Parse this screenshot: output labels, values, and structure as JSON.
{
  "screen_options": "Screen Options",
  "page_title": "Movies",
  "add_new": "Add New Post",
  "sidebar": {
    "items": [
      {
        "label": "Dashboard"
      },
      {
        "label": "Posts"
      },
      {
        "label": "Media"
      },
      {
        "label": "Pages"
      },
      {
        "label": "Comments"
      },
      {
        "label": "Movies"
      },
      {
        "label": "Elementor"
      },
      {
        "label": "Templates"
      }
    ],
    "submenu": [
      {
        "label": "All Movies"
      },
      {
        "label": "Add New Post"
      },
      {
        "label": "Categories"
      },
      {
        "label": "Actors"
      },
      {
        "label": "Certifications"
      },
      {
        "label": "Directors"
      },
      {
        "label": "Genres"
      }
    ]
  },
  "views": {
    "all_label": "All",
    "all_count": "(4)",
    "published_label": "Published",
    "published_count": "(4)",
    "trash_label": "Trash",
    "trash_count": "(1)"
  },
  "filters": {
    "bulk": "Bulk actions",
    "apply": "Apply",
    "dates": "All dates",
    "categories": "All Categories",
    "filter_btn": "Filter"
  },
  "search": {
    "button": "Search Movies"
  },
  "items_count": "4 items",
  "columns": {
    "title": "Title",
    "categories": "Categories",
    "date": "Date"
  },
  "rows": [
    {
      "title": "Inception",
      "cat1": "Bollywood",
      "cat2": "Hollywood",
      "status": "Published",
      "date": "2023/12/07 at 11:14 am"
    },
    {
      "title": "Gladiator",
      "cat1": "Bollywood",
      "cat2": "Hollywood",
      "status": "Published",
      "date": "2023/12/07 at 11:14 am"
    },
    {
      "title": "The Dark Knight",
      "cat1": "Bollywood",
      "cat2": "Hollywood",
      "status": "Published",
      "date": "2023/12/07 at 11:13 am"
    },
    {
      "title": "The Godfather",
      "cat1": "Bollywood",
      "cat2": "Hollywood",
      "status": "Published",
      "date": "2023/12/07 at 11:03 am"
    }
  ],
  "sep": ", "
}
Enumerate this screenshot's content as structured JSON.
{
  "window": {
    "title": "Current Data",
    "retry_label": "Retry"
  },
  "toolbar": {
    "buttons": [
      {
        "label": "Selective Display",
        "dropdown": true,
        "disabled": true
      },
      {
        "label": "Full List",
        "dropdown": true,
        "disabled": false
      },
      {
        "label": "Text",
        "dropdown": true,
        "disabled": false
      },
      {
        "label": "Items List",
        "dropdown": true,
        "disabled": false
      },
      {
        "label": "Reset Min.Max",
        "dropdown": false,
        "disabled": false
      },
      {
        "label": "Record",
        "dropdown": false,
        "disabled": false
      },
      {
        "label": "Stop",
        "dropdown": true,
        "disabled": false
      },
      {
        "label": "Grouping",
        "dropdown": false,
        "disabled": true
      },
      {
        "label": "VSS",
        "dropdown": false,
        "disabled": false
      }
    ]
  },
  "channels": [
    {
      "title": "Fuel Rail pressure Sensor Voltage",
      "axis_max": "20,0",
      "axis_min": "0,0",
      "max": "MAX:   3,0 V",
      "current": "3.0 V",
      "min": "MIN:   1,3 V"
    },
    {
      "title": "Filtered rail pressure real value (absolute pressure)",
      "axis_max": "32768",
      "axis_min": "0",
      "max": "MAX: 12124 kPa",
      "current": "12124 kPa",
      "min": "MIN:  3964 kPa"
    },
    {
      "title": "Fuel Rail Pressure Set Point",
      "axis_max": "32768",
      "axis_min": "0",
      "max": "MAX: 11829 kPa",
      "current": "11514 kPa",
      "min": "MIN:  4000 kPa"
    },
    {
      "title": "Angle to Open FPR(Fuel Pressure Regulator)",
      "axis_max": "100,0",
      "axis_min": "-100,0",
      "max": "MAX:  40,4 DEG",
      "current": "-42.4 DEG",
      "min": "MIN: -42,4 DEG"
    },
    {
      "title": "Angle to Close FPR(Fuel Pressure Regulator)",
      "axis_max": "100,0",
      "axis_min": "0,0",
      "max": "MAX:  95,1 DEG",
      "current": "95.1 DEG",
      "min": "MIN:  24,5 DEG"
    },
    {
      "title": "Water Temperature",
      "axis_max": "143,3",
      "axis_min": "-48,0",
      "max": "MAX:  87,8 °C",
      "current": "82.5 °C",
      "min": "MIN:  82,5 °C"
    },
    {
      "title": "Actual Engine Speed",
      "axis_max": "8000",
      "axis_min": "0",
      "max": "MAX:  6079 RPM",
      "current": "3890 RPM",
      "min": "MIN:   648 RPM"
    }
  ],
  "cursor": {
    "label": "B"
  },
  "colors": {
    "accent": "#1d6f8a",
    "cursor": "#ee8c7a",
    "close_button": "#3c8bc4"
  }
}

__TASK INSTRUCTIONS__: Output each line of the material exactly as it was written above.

__OUTPUT__:
Parse this screenshot: output labels, values, and structure as JSON.
{
  "screen_options": "Screen Options",
  "page_title": "Movies",
  "add_new": "Add New Post",
  "sidebar": {
    "items": [
      {
        "label": "Dashboard"
      },
      {
        "label": "Posts"
      },
      {
        "label": "Media"
      },
      {
        "label": "Pages"
      },
      {
        "label": "Comments"
      },
      {
        "label": "Movies"
      },
      {
        "label": "Elementor"
      },
      {
        "label": "Templates"
      }
    ],
    "submenu": [
      {
        "label": "All Movies"
      },
      {
        "label": "Add New Post"
      },
      {
        "label": "Categories"
      },
      {
        "label": "Actors"
      },
      {
        "label": "Certifications"
      },
      {
        "label": "Directors"
      },
      {
        "label": "Genres"
      }
    ]
  },
  "views": {
    "all_label": "All",
    "all_count": "(4)",
    "published_label": "Published",
    "published_count": "(4)",
    "trash_label": "Trash",
    "trash_count": "(1)"
  },
  "filters": {
    "bulk": "Bulk actions",
    "apply": "Apply",
    "dates": "All dates",
    "categories": "All Categories",
    "filter_btn": "Filter"
  },
  "search": {
    "button": "Search Movies"
  },
  "items_count": "4 items",
  "columns": {
    "title": "Title",
    "categories": "Categories",
    "date": "Date"
  },
  "rows": [
    {
      "title": "Inception",
      "cat1": "Bollywood",
      "cat2": "Hollywood",
      "status": "Published",
      "date": "2023/12/07 at 11:14 am"
    },
    {
      "title": "Gladiator",
      "cat1": "Bollywood",
      "cat2": "Hollywood",
      "status": "Published",
      "date": "2023/12/07 at 11:14 am"
    },
    {
      "title": "The Dark Knight",
      "cat1": "Bollywood",
      "cat2": "Hollywood",
      "status": "Published",
      "date": "2023/12/07 at 11:13 am"
    },
    {
      "title": "The Godfather",
      "cat1": "Bollywood",
      "cat2": "Hollywood",
      "status": "Published",
      "date": "2023/12/07 at 11:03 am"
    }
  ],
  "sep": ", "
}
Enumerate this screenshot's content as structured JSON.
{
  "window": {
    "title": "Current Data",
    "retry_label": "Retry"
  },
  "toolbar": {
    "buttons": [
      {
        "label": "Selective Display",
        "dropdown": true,
        "disabled": true
      },
      {
        "label": "Full List",
        "dropdown": true,
        "disabled": false
      },
      {
        "label": "Text",
        "dropdown": true,
        "disabled": false
      },
      {
        "label": "Items List",
        "dropdown": true,
        "disabled": false
      },
      {
        "label": "Reset Min.Max",
        "dropdown": false,
        "disabled": false
      },
      {
        "label": "Record",
        "dropdown": false,
        "disabled": false
      },
      {
        "label": "Stop",
        "dropdown": true,
        "disabled": false
      },
      {
        "label": "Grouping",
        "dropdown": false,
        "disabled": true
      },
      {
        "label": "VSS",
        "dropdown": false,
        "disabled": false
      }
    ]
  },
  "channels": [
    {
      "title": "Fuel Rail pressure Sensor Voltage",
      "axis_max": "20,0",
      "axis_min": "0,0",
      "max": "MAX:   3,0 V",
      "current": "3.0 V",
      "min": "MIN:   1,3 V"
    },
    {
      "title": "Filtered rail pressure real value (absolute pressure)",
      "axis_max": "32768",
      "axis_min": "0",
      "max": "MAX: 12124 kPa",
      "current": "12124 kPa",
      "min": "MIN:  3964 kPa"
    },
    {
      "title": "Fuel Rail Pressure Set Point",
      "axis_max": "32768",
      "axis_min": "0",
      "max": "MAX: 11829 kPa",
      "current": "11514 kPa",
      "min": "MIN:  4000 kPa"
    },
    {
      "title": "Angle to Open FPR(Fuel Pressure Regulator)",
      "axis_max": "100,0",
      "axis_min": "-100,0",
      "max": "MAX:  40,4 DEG",
      "current": "-42.4 DEG",
      "min": "MIN: -42,4 DEG"
    },
    {
      "title": "Angle to Close FPR(Fuel Pressure Regulator)",
      "axis_max": "100,0",
      "axis_min": "0,0",
      "max": "MAX:  95,1 DEG",
      "current": "95.1 DEG",
      "min": "MIN:  24,5 DEG"
    },
    {
      "title": "Water Temperature",
      "axis_max": "143,3",
      "axis_min": "-48,0",
      "max": "MAX:  87,8 °C",
      "current": "82.5 °C",
      "min": "MIN:  82,5 °C"
    },
    {
      "title": "Actual Engine Speed",
      "axis_max": "8000",
      "axis_min": "0",
      "max": "MAX:  6079 RPM",
      "current": "3890 RPM",
      "min": "MIN:   648 RPM"
    }
  ],
  "cursor": {
    "label": "B"
  },
  "colors": {
    "accent": "#1d6f8a",
    "cursor": "#ee8c7a",
    "close_button": "#3c8bc4"
  }
}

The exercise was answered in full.